Barrett’s Oesophagus

Barrett’s Oesophagus

Dr Rehan Haidry’s main interests are therapeutic and innovative endoscopic procedures. In particular he has expertise in disorders of the upper gastrointestinal tract, with a particular interest in Barrett’s Oesophagus.

A large proportion of his research efforts are focused on different aspects of the diagnosis and treatment of Barrett’s patients.

What is Barrett’s Oesophagus?

Barrett’s oesophagus is a ‘pre-cancerous’ condition; this means that some cells in the lining of the oesophagus (food pipe) have started to change and in a small number of patients these cells turn into oesophageal cancer.

The cells lining the food pipe are normally flat, but for a person with Barrett’s they change into an abnormal “column” shape (and in a small proportion will change further to pre-cancerous cells). Gastroenterologists call this ‘dysplasia’ and they can be classed as low grade or high grade, depending on how abnormal the cells look.

The majority of people with Barrett’s will not develop cancer, but 3-13% will. The risk of developing oesophageal cancer is highest for those with high grade dysplasia.

Barrett’s is more common in older people and slightly more common in men than women. The biggest risk factor is reflux issues such as Gastro-oesophageal reflux disease (GORD) or,Laryngopharyngeal reflux (LPR), as these create an acidic environment in the food pipe which is responsible for the cellular changes.


Diagnosing Barrett’s

Barrett’s symptoms include long term indigestion, heartburn and reflux issues, but these complaints are very common even in healthy people. There are also some people with Barrett’s who don’t display any symptoms at all. This means there is currently no national screening initiative in place for Barrett’s or oesophageal cancer in the UK.

If a person experiences indigestion/heartburn most days for over a month – or if symptoms are getting more uncomfortable or painful (such as pain when swallowing or regurgitating food), they should speak to their GP about seeing a gastroenterologist.

If Barrett’s is suspected, the doctor will perform an endoscopy. This involves passing a long flexible tube with a light and camera on the end, down the back of the nose to look at the food pipe cell lining up close. The doctor may take biopsies from suspected areas. Sometimes doctors discover Barrett’s when they are performing an endoscopy for something else.

Treating Barrett’s

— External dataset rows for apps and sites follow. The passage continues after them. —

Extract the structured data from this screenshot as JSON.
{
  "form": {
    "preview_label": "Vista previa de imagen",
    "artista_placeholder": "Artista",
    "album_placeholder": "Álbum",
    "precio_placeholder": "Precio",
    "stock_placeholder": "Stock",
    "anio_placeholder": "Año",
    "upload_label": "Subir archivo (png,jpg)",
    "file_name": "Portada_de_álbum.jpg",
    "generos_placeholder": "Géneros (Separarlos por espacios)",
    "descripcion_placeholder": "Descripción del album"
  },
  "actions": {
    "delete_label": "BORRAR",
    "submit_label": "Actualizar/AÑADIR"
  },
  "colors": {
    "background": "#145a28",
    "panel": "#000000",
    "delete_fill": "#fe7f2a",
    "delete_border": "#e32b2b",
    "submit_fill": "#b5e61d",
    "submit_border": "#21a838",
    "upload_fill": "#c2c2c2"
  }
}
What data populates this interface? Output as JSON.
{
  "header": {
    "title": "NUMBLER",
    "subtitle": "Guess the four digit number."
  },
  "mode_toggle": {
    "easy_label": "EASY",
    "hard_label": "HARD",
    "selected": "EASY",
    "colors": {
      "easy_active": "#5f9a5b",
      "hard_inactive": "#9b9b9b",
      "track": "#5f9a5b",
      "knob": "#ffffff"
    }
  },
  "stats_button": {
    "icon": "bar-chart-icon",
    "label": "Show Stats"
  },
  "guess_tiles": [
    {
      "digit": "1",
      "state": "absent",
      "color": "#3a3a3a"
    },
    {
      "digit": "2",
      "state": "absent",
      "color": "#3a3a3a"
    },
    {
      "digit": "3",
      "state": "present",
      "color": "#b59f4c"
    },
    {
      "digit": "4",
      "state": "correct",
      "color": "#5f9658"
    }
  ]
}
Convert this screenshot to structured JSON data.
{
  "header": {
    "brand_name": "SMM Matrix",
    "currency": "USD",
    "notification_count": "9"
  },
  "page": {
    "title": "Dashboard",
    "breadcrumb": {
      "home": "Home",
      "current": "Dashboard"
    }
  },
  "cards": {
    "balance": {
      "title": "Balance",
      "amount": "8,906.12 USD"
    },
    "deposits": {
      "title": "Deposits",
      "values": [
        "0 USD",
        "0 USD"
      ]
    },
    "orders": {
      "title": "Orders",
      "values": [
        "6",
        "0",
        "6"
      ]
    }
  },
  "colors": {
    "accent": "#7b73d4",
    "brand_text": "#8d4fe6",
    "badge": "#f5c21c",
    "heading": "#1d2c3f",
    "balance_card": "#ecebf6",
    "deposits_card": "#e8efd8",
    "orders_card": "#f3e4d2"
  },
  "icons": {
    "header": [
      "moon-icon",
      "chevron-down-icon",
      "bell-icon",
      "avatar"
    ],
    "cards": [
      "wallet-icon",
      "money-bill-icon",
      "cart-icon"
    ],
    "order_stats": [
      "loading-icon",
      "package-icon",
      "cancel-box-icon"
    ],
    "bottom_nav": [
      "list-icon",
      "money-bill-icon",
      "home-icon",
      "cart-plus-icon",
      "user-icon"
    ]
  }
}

Initially people with Barrett’s will be treated with medications to lower the amount of acid in the stomach, like Proton Pump Inhibitors or PPIs. These treatments aim to keep symptoms under control and reduce the risk of abnormal cells progressing to cancer.

In patients where cancerous cell changes have started, surgical treatments are available to remove the damaged areas of the food pipe. There are also endoscopic treatments which target the abnormal cells directly, like cryo-ablation and radio frequency ablation.

However in recent years a new procedure, which permanently prevents acid reflux, is available for people with reflux issues which could help those with Barrett’s to drastically reduce their risk of cancer.

Why TIF?

Transoral incisionless fundoplication (TIF) is an advanced endoscopy procedure to treat reflux issues. It is a permanent solution to prevent acid reflux. Dr Rehan Haidry is an experienced Consultant Gastroenterologist and interventional endoscopist, considered one of the country’s leading experts in reflux issues, and was the first doctor in Europe to offer TIF.

TIF is performed via endoscope and takes less than 30 minutes. During the procedure the bottom of the food pipe is pushed into the stomach and stitched into place creating a new ‘anti reflux valve’ for the patient that prevents stomach contents leaking up. TIF recovery is quick – most people are back home within 1 day and back at work within 4 days and it’s very safe, less than 0.5% patients will experience a serious problem.

Studies have shown that for up to five years after the TIF procedure, reflux symptoms are significantly reduced and around 80% of patients can stop taking daily heartburn drugs. The TIF procedure reduces the chronic acid reflux and reduces the harm to the cell lining (which may have turned cancerous over time).

22,000 TIF procedures have been carried out worldwide with minimal complications and a serious adverse event rate under 0.5%.

TIF is currently available at the Cleveland Clinic Hospital in London and is covered by most private insurers. To speak with Dr Haidry about if TIF is a suitable treatment option, book an appointment.

Get In Touch

For any enquiries about conditions, tests or treatments, please feel free to call Dr Rehan Haidry’s medical secretary Debra Hyams on:

Tel: 0203 423 7609  |  Email: